- You are someone allowed visitation or access to the child by a court order in another state or country;
- You are a foster parent of a child the Department of Family Protective Services placed in your home for at least twelve months, and the placement period ends no more than 90 days before you file your lawsuit;
- You are the uncle, aunt, sibling, grandparent, great-grandparent, nephew, or niece of the child, and
- Both of their parents are dead,
- Both parents, a surviving parent, or a managing conservator agree to the termination,
- You have had actual control, care, and possession of the child for at least six months that ends no more than 90 days before filing if you are not the foster parent,
- An affidavit of relinquishment designated you as the managing conservator of the child, or
- A written consent gives you permission to adopt the child;
- You lived with the child or their parent, conservator, or guardian for at least six months ending no more than 90 days before filing suit and the parent, conservator, or guardian of the child has died; or
- The child’s circumstances will greatly harm their emotional development or physical health.
The court will only terminate a parent-child relationship if clear and strong evidence shows the parent engaged in any of these actions:
- Voluntarily left the child alone or in someone else’s possession who is not the other parent and communicated their intent not to return;
- Voluntarily left the child alone or in another person’s possession who is not the other parent without expressing their intent to return, without providing enough support for the child, and staying away for at least three months;
- Voluntarily left the child alone or in someone else’s possession without giving the child the necessary support and staying away for at least six months;
- Knowingly placed the child or allowed them to stay in surroundings or conditions threatening the child’s emotional or physical well-being;
- Participated in conduct or knowingly placed the child with someone who engages in contact that puts the child’s physical or emotional well-being in danger;
- Failed to support the child related to their parental ability for one year ending within six months of the filed petition;
- Abandoned the child without providing identification or identifying the child and discovering the identity of the child isn’t possible with reasonable diligence;
- Voluntarily abandoned the mother of the child knowing she is pregnant, starting some time during pregnancy and continuing until the birth, failing to provide the mother with sufficient medical care or support during the abandonment before the child’s birth, and staying away from the child or failing to support them after the birth; or
- Willfully did not follow a lawful and reasonable court order under Texas Family Code Chapter 261 Subchapter D.
What to Expect When Adopting a Child
Multiple studies and reports are necessary for the court to review and determine whether a prospective adoptive parent assuming the parental rights of a child is in the child’s best interest.
Usually, the studies involved in the adoption process include:
- Observations of the child living in different environments
- Personal interviews with the child and prospective adoptive parents
- Consideration of the criminal history of someone living in the same home as the prospective adoptive parent
- Assessments of the child’s relationship with the adults involved
- Evaluations of the home where the child might reside
How the Courts Decide on Adoption Cases

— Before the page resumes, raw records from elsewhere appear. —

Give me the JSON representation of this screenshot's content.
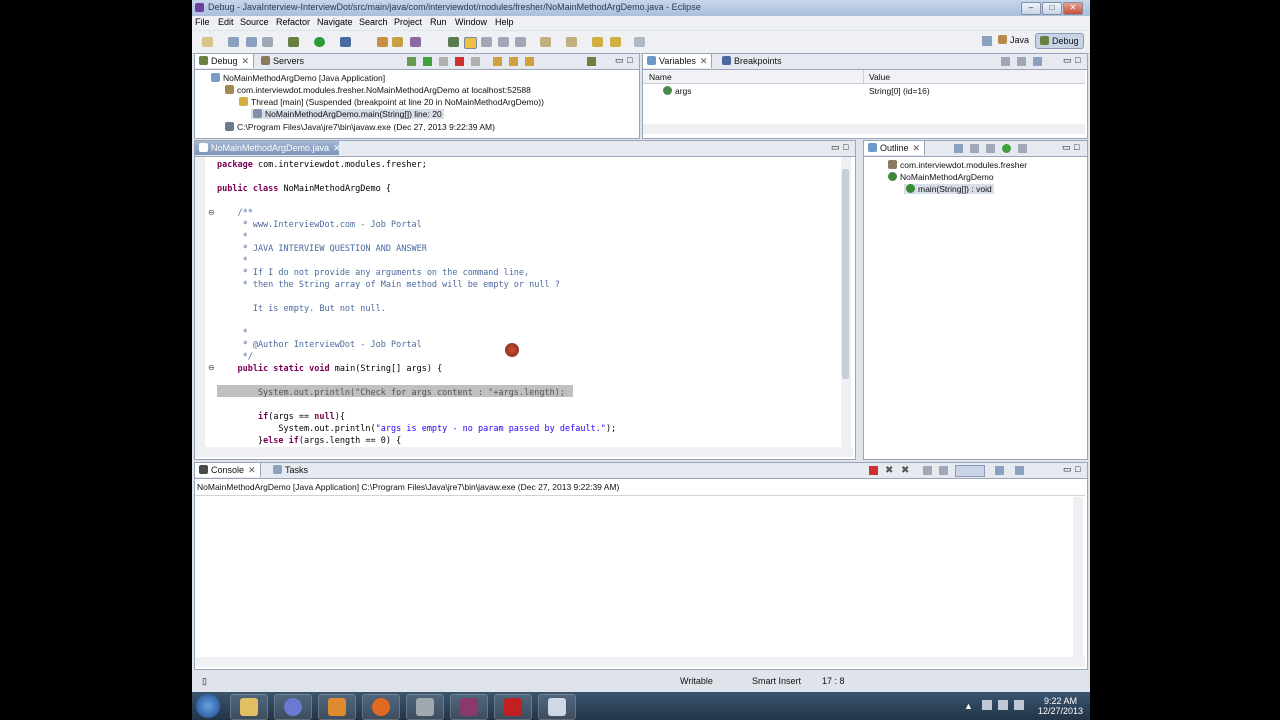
{
  "window": {
    "title": "Debug - JavaInterview-InterviewDot/src/main/java/com/interviewdot/modules/fresher/NoMainMethodArgDemo.java - Eclipse"
  },
  "menu": [
    "File",
    "Edit",
    "Source",
    "Refactor",
    "Navigate",
    "Search",
    "Project",
    "Run",
    "Window",
    "Help"
  ],
  "perspectives": {
    "java": "Java",
    "debug": "Debug"
  },
  "debug": {
    "tabs": [
      "Debug",
      "Servers"
    ],
    "items": [
      "NoMainMethodArgDemo [Java Application]",
      "com.interviewdot.modules.fresher.NoMainMethodArgDemo at localhost:52588",
      "Thread [main] (Suspended (breakpoint at line 20 in NoMainMethodArgDemo))",
      "NoMainMethodArgDemo.main(String[]) line: 20",
      "C:\\Program Files\\Java\\jre7\\bin\\javaw.exe (Dec 27, 2013 9:22:39 AM)"
    ]
  },
  "variables": {
    "tabs": [
      "Variables",
      "Breakpoints"
    ],
    "headers": [
      "Name",
      "Value"
    ],
    "rows": [
      {
        "name": "args",
        "value": "String[0]  (id=16)"
      }
    ]
  },
  "editor": {
    "tab": "NoMainMethodArgDemo.java",
    "lines": [
      "package com.interviewdot.modules.fresher;",
      "",
      "public class NoMainMethodArgDemo {",
      "",
      "    /**",
      "     * www.InterviewDot.com - Job Portal",
      "     *",
      "     * JAVA INTERVIEW QUESTION AND ANSWER",
      "     *",
      "     * If I do not provide any arguments on the command line,",
      "     * then the String array of Main method will be empty or null ?",
      "",
      "       It is empty. But not null.",
      "",
      "     *",
      "     * @Author InterviewDot - Job Portal",
      "     */",
      "    public static void main(String[] args) {",
      "",
      "        System.out.println(\"Check for args content : \"+args.length);",
      "",
      "        if(args == null){",
      "            System.out.println(\"args is empty - no param passed by default.\");",
      "        }else if(args.length == 0) {"
    ]
  },
  "outline": {
    "tab": "Outline",
    "items": [
      "com.interviewdot.modules.fresher",
      "NoMainMethodArgDemo",
      "main(String[]) : void"
    ]
  },
  "console": {
    "tabs": [
      "Console",
      "Tasks"
    ],
    "header": "NoMainMethodArgDemo [Java Application] C:\\Program Files\\Java\\jre7\\bin\\javaw.exe (Dec 27, 2013 9:22:39 AM)"
  },
  "status": {
    "writable": "Writable",
    "insert": "Smart Insert",
    "position": "17 : 8"
  },
  "clock": {
    "time": "9:22 AM",
    "date": "12/27/2013"
  },
  "colors": {
    "accent": "#7d95bb",
    "highlight": "#c0c0c0",
    "keyword": "#7a0055",
    "comment": "#4a6aa0",
    "string": "#2a00ff"
  }
}
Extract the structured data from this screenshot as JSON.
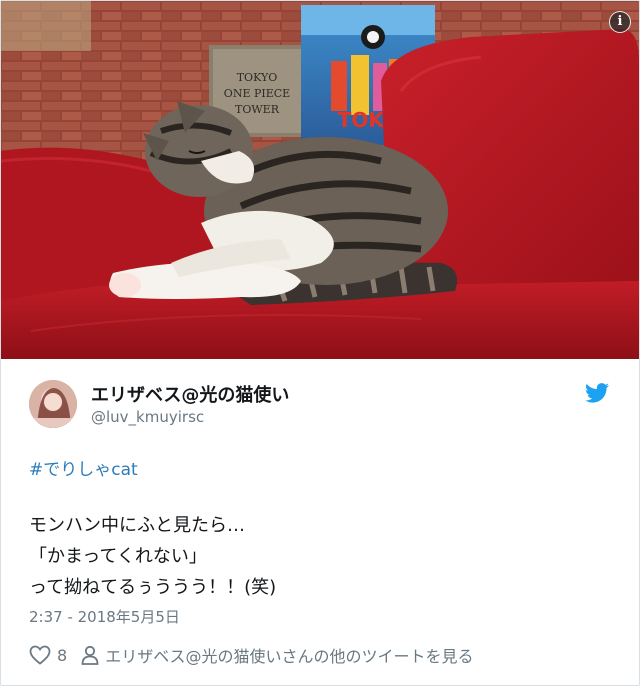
{
  "media": {
    "poster_text": "TOKYO ONE PIECE TOWER",
    "banner_text": "TOKY",
    "info_label": "i"
  },
  "user": {
    "display_name": "エリザベス@光の猫使い",
    "handle": "@luv_kmuyirsc"
  },
  "tweet": {
    "hashtag": "#でりしゃcat",
    "lines": [
      "モンハン中にふと見たら…",
      "「かまってくれない」",
      "って拗ねてるぅううう！！(笑)"
    ],
    "timestamp": "2:37 - 2018年5月5日"
  },
  "actions": {
    "like_count": "8",
    "more_tweets_label": "エリザベス@光の猫使いさんの他のツイートを見る"
  },
  "colors": {
    "link": "#2b7bb9",
    "twitter_blue": "#1da1f2",
    "secondary_text": "#697882",
    "sofa_red": "#b5161f"
  },
  "icons": [
    "info-icon",
    "twitter-bird-icon",
    "heart-icon",
    "person-icon"
  ]
}
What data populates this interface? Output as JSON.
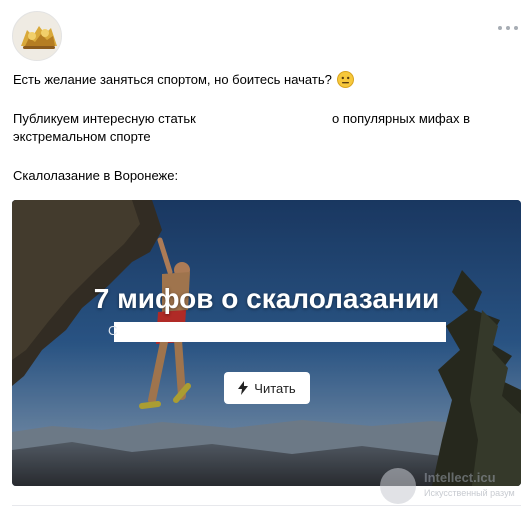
{
  "post": {
    "author_avatar_icon": "group-logo-icon",
    "more_icon": "more-dots-icon",
    "line1": "Есть желание заняться спортом, но боитесь начать?",
    "emoji_icon": "neutral-face-emoji-icon",
    "line2_a": "Публикуем интересную статьк",
    "line2_b": "о популярных мифах в",
    "line3": "экстремальном спорте",
    "line4": "Скалолазание в Воронеже:"
  },
  "card": {
    "title": "7 мифов о скалолазании",
    "subtitle_prefix": "С",
    "button_label": "Читать",
    "button_icon": "lightning-icon",
    "image_icon": "rock-climber-photo"
  },
  "watermark": {
    "name": "Intellect.icu",
    "tagline": "Искусственный разум"
  },
  "colors": {
    "text": "#000000",
    "button_bg": "#ffffff",
    "card_sky": "#2a4f80",
    "dots": "#a7adb4"
  }
}
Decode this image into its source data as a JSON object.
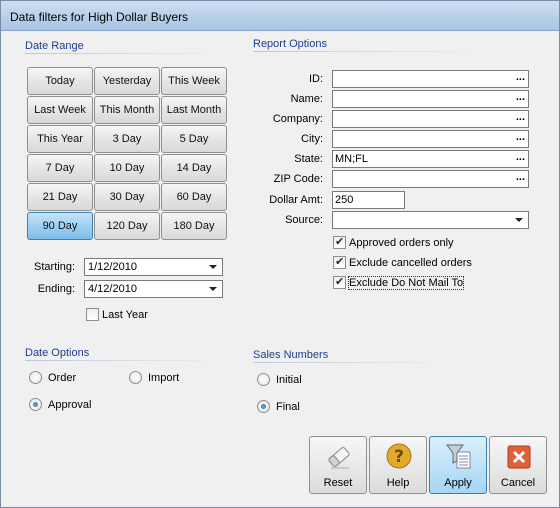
{
  "window": {
    "title": "Data filters for High Dollar Buyers"
  },
  "date_range": {
    "label": "Date Range",
    "buttons": [
      "Today",
      "Yesterday",
      "This Week",
      "Last Week",
      "This Month",
      "Last Month",
      "This Year",
      "3 Day",
      "5 Day",
      "7 Day",
      "10 Day",
      "14 Day",
      "21 Day",
      "30 Day",
      "60 Day",
      "90 Day",
      "120 Day",
      "180 Day"
    ],
    "selected": "90 Day",
    "starting_label": "Starting:",
    "starting_value": "1/12/2010",
    "ending_label": "Ending:",
    "ending_value": "4/12/2010",
    "last_year_label": "Last Year",
    "last_year_checked": false
  },
  "report_options": {
    "label": "Report Options",
    "id_label": "ID:",
    "id_value": "",
    "name_label": "Name:",
    "name_value": "",
    "company_label": "Company:",
    "company_value": "",
    "city_label": "City:",
    "city_value": "",
    "state_label": "State:",
    "state_value": "MN;FL",
    "zip_label": "ZIP Code:",
    "zip_value": "",
    "dollar_label": "Dollar Amt:",
    "dollar_value": "250",
    "source_label": "Source:",
    "source_value": "",
    "ellipsis": "...",
    "approved_label": "Approved orders only",
    "cancelled_label": "Exclude cancelled orders",
    "donotmail_label": "Exclude Do Not Mail To"
  },
  "date_options": {
    "label": "Date Options",
    "order": "Order",
    "import": "Import",
    "approval": "Approval",
    "selected": "Approval"
  },
  "sales_numbers": {
    "label": "Sales Numbers",
    "initial": "Initial",
    "final": "Final",
    "selected": "Final"
  },
  "actions": {
    "reset": "Reset",
    "help": "Help",
    "apply": "Apply",
    "cancel": "Cancel"
  },
  "colors": {
    "accent": "#1e3d8f",
    "selected_button": "#9dd0f3",
    "cancel_icon": "#e0603a",
    "help_icon": "#e2a92c"
  }
}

Judges always use the child’s best interests as the primary factor to consider when making an adoption decision. The judge in your case will review all the available reports and studies, listen to your testimony and the testimony of anyone else involved in the case, and apply the law that is best fit under the circumstances.
You should not proceed with an adoption case without hiring an experienced adoption lawyer. Dependable legal representation is vital for adopting in Texas and protecting your rights.
Ready to Adopt a Child? Contact Smith Family Law Today
Adopting a child is a significant and life-changing decision. Although you’re ready to expand your family, following the proper laws and procedures is crucial. Smith Family Law can help you determine your eligibility to adopt and explain the various methods available.